Having to cross the road twice travelling west (and then encountering two side roads you wouldn’t otherwise have to cross) must surely be more hazardous than staying put. While I understand the reluctance to be on the road with vehicles passing at speed, I am even less convinced this kind of provision makes things safer. At best, it may mean some cyclists, especially children, are allowed, or feel able, to cycle – those who wouldn’t ride at all without some sort of marked cycle track.
We feel it’s appropriate to ask why cars should be allowed to travel at 60 mph along a relatively narrow country lane in the first place.
Anyone who regularly uses the A10 knows it’s undergoing a series of road works. The section from the M11 to Harston has been resurfaced and in Harston village a series of traffic-calming measures is being installed.

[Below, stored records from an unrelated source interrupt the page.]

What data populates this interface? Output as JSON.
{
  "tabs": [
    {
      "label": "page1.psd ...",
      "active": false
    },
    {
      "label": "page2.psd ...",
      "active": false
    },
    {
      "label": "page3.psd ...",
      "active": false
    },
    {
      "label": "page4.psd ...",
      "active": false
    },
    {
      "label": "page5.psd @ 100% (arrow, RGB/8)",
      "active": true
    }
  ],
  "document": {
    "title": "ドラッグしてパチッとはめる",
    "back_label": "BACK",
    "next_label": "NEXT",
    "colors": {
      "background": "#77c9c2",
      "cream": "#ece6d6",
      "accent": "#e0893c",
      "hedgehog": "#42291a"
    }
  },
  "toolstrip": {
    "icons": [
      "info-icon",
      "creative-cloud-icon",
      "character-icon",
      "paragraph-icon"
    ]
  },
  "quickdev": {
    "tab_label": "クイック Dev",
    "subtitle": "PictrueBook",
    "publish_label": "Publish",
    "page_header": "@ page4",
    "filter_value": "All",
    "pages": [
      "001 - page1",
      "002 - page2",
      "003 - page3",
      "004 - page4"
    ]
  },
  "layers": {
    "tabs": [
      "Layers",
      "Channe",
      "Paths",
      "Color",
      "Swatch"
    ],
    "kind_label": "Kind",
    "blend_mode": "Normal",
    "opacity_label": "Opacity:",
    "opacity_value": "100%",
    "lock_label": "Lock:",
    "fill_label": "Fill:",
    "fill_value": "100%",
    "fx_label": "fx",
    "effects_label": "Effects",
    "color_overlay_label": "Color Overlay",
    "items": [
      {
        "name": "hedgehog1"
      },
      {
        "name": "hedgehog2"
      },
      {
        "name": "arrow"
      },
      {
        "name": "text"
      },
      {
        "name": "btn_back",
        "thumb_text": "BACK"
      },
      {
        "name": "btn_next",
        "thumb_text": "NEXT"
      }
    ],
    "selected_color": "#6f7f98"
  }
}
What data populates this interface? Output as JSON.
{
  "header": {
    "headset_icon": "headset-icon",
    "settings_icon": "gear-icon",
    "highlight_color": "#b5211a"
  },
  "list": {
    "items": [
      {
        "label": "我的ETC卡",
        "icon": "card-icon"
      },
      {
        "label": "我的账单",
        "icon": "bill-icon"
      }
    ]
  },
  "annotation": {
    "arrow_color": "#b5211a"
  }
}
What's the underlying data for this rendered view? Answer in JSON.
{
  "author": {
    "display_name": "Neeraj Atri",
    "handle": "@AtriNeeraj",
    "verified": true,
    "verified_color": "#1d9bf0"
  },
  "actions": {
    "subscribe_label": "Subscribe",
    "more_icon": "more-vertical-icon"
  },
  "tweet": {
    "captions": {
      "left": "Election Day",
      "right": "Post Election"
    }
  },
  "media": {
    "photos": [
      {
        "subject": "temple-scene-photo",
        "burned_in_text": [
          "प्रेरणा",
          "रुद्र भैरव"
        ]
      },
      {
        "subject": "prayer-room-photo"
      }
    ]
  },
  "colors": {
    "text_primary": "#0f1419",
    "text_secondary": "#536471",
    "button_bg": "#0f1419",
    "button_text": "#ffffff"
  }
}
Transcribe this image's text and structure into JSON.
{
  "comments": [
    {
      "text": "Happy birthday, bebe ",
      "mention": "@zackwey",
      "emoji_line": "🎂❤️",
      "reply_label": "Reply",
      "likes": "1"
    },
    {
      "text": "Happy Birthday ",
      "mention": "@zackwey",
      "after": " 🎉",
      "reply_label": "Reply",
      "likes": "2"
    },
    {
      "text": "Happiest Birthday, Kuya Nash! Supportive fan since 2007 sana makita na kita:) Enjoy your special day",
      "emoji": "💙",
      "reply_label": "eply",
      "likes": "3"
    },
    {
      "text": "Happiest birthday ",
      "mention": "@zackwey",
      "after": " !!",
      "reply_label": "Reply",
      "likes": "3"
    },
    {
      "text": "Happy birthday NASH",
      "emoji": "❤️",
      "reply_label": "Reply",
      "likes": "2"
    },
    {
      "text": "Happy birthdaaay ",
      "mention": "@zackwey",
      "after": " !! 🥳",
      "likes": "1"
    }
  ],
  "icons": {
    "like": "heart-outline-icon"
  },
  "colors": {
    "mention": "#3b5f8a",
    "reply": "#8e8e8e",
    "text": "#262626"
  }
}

The resurfacing is exceptionally smooth and comfortable to ride on. If only they could surface cycle tracks to such standards! At the same time, road markings have been repainted to narrow the carriageway significantly, leaving a good margin on either side for most of the length. It’s noticeable how many more cyclists are using the road rather than the abysmal shared-use path alongside. Quite why the new lines could not have formed a proper cycle lane, though, is an interesting question.
However, the traffic-calming is a different matter. Though the road works are making conditions much more difficult than they finally will be, it’s already clear that siting islands at intervals along the road is a major hazard for cyclists. Indeed we told the Highways Agency this when it consulted about the scheme a couple of years ago, but it is doing it anyway.
The problem is the same as in Milton, but speeds are higher here. Drivers try to overtake at high speed approaching and even within the constricted space at the islands. This is dangerous for cyclists and is worst at the first island where the traffic is moving fastest. At the time of writing, a pair of islands is being constructed at the southern end of the village; this could be even worse than the one that has been in place for about six weeks now at the northern end.